CEO David Simmons said “Our policy hasn’t changed – we pay out around 100 per cent of earnings and in the last couple of years we’ve paid a little over 100 percent.
“If we’re within a point or two of 100 percent, plus or minus, we’re happy. It certainly shouldn’t be interpreted as any progressive reduction.”
And he said the company’s dividend re-investment program was being strongly supported by shareholders.
“We’ve had pretty consistent support of about 40 to 45 percent. The main reason is we’ve now got around 22,000 shareholders, whereas in the early days of the plan we had larger institutions, whose decision whether or not to reinvest could change the support level significantly.
“We’re relatively relaxed the plan will continue to get support.”
Hills operates in three areas: home and hardware, electronic security and entertainment and building and industrial products.
Its home, hardware and eco products division was the best performer with a 30 per cent rise in EBIT; the building and industrial products division saw EBIT rise 8.4 per cent; an EBIT in the electronic security and entertainment division rose by 7.6 per cent.
Mr Simmons told the Corporate file briefing on the ASX that in the first half “we experienced more of a cost-margin issue than any direct impact on consumer spending from interest rates.”
“Last year we had a lot of volatility in commodities from steel to oil-based products like plastics, which was very difficult to manage in terms of the short-term recovery of cost increases.
“In the first half, oil prices were actually down in comparison with six months before, albeit not dramatically, so our challenge was to drive down the inputs that have oil as their base. When commodity prices group, the increases come rapidly but when they come down, you’ve got to chase them.
“The other big issue has been transportation costs. We’ve had fuel surcharge levies applied across our businesses, and we’re working to make sure we get them aligned to where fuel prices are.
“Our business isn’t one that’s directly impacted by the vagaries of weather patterns but one potential risk to our earnings would be consumer confidence – it doesn’t take much to shake the level of confidence.

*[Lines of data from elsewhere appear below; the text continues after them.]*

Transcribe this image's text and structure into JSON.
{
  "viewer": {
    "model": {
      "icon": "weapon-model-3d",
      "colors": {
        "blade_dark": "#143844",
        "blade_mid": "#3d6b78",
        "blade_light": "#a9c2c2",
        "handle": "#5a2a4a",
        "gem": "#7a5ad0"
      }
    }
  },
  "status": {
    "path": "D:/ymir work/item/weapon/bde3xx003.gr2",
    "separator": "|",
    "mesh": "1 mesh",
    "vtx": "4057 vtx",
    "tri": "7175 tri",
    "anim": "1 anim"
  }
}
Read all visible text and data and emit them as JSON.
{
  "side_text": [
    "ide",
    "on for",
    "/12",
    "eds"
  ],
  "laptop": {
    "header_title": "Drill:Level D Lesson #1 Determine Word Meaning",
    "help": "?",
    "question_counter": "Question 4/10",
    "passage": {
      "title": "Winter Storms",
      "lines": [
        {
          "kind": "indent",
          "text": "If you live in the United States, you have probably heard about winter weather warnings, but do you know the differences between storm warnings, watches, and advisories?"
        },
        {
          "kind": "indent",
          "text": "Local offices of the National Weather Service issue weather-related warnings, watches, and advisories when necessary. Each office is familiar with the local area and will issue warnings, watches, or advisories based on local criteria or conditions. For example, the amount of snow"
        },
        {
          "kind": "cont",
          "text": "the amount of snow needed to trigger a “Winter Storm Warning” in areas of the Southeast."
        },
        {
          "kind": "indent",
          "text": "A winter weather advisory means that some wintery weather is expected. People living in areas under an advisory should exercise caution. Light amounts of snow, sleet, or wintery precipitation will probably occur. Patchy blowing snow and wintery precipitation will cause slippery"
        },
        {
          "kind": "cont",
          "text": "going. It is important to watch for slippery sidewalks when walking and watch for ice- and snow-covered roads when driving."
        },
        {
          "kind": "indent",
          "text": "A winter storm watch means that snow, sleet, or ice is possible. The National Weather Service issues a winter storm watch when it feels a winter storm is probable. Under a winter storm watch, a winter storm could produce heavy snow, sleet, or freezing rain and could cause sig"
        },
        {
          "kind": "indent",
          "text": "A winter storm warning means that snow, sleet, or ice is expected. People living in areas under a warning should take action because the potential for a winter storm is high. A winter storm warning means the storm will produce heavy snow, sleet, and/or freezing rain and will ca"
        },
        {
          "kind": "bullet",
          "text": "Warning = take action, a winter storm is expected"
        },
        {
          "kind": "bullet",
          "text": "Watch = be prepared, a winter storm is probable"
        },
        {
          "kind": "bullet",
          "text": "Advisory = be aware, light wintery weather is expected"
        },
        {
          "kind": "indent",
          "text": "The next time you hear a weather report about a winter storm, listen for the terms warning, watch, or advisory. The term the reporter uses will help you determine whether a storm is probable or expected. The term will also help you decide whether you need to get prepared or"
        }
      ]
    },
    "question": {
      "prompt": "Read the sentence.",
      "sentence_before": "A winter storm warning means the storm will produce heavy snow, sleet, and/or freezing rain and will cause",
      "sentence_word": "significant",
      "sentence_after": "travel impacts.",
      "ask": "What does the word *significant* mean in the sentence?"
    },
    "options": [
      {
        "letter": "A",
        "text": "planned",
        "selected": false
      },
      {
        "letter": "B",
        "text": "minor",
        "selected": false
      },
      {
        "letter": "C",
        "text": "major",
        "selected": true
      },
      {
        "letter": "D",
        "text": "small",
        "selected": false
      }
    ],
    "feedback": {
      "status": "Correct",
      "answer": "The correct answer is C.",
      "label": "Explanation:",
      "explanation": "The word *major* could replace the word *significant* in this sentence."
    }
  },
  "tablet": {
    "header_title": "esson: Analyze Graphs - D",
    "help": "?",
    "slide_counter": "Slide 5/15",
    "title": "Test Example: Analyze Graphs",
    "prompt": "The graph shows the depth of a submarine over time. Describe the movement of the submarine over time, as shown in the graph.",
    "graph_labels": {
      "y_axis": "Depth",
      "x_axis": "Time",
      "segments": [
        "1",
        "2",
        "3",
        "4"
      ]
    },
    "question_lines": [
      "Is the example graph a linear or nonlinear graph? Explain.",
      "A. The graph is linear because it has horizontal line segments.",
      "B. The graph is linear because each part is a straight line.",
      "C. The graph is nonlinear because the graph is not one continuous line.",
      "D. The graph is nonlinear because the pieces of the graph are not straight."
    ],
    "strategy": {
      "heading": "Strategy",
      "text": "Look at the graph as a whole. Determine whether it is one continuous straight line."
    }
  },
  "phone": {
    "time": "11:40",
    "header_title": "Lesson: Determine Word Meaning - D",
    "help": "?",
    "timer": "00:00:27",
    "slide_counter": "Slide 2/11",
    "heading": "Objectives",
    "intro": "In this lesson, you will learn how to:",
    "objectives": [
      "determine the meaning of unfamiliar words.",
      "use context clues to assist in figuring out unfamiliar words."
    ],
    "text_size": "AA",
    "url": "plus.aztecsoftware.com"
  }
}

“Another risk is posed by the skills shortage, in that fabrication work associated with many of the major infrastructure projects could be done offshore and shipped in. It’s fabrication in Australia where we see opportunities, particularly in our Building and Industrial Products business.”
A week after building up a 6.7 per cent stake and suggesting closer co-operation and making a ‘confidential proposal’ Primary Health Care has proposed a “merger of equals” with its rival,Symbion Health.Read More